■ Try it: The expected answer is every line of the material that contains the word "this".

*** Stored data Section Begins ***

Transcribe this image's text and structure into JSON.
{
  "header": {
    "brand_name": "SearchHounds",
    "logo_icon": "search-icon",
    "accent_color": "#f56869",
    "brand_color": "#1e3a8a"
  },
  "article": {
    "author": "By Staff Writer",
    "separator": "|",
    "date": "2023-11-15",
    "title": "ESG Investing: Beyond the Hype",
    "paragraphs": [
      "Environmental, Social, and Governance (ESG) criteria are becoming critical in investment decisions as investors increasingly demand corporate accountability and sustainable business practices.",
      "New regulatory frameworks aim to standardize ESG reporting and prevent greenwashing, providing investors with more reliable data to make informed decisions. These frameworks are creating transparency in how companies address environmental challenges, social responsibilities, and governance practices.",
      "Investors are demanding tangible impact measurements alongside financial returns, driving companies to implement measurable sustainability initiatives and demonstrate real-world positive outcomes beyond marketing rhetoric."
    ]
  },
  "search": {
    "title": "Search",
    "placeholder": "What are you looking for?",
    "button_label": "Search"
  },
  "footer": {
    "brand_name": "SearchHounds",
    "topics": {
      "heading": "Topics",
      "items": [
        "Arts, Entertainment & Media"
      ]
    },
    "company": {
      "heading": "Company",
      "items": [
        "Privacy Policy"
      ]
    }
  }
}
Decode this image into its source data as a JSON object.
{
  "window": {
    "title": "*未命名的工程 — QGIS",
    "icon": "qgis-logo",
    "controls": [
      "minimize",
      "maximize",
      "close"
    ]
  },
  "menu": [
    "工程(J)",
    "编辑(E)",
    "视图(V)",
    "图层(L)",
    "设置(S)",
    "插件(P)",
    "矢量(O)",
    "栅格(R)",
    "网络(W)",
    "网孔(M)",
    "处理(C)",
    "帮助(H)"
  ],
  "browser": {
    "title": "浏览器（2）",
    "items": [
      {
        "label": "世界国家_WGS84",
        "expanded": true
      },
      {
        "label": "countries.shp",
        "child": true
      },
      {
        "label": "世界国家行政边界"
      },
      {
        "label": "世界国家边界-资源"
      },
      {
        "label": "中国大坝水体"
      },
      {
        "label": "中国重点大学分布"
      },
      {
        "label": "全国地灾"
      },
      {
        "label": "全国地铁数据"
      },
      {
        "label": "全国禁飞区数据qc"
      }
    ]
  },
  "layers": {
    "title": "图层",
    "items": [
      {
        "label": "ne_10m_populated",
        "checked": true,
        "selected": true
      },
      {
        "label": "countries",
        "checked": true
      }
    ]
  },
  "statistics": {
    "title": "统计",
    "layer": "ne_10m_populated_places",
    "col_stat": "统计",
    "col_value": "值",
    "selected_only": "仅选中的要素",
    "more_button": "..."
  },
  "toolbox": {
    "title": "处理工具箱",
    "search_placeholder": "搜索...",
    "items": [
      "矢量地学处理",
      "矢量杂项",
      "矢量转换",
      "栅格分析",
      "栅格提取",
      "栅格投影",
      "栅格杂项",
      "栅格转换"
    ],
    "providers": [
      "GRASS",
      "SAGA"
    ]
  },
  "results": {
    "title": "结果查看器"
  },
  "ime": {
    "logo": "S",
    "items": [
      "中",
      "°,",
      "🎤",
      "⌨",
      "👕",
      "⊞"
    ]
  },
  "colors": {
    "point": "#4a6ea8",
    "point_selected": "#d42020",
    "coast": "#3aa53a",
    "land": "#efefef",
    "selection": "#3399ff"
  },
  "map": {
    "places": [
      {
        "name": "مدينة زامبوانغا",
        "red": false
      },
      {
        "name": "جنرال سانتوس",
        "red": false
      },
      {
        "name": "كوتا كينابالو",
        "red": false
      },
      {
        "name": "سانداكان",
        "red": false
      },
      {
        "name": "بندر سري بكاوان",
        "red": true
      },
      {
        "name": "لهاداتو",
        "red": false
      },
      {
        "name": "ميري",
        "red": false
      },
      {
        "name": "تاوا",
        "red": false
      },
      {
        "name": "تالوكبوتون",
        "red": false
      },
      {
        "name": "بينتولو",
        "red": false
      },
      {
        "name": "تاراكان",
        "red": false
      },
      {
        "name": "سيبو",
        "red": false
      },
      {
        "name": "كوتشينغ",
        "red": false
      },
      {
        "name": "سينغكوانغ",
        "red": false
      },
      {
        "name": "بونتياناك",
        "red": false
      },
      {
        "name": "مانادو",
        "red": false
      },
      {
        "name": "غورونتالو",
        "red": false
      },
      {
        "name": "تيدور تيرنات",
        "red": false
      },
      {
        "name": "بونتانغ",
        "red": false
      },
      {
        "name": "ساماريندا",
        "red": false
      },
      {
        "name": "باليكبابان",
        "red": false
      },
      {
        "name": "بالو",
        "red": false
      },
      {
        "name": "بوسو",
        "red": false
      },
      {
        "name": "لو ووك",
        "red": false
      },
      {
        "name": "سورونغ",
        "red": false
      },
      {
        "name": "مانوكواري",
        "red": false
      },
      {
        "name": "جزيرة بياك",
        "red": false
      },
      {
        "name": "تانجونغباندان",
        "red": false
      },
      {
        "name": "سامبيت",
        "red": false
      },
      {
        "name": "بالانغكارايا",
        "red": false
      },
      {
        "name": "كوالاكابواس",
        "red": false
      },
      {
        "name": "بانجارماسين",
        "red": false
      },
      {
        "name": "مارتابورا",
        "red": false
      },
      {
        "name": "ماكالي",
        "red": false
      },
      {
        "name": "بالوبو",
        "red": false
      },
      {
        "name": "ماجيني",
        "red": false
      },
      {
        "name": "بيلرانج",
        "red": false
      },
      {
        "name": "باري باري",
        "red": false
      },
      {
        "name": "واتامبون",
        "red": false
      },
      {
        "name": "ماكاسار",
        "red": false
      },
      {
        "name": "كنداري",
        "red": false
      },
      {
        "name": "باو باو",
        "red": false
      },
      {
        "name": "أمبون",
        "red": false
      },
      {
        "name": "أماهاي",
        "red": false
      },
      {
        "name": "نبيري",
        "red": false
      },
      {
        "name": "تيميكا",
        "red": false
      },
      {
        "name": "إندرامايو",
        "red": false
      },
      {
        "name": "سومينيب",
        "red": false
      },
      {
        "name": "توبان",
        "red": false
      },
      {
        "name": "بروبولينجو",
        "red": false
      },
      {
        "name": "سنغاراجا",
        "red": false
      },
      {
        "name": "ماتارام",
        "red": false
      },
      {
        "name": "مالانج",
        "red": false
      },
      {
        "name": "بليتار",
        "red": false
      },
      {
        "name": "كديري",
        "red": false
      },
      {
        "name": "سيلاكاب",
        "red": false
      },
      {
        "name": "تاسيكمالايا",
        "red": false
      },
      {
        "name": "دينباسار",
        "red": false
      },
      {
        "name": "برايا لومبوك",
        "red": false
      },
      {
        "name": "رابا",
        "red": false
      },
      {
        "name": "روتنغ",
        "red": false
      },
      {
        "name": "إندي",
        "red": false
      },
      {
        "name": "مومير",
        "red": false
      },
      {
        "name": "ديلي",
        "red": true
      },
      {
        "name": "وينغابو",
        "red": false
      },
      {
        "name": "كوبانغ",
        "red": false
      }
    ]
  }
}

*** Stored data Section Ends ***

■ Written answer:
Transcribe this image's text and structure into JSON.
Decode this image into its source data as a JSON object.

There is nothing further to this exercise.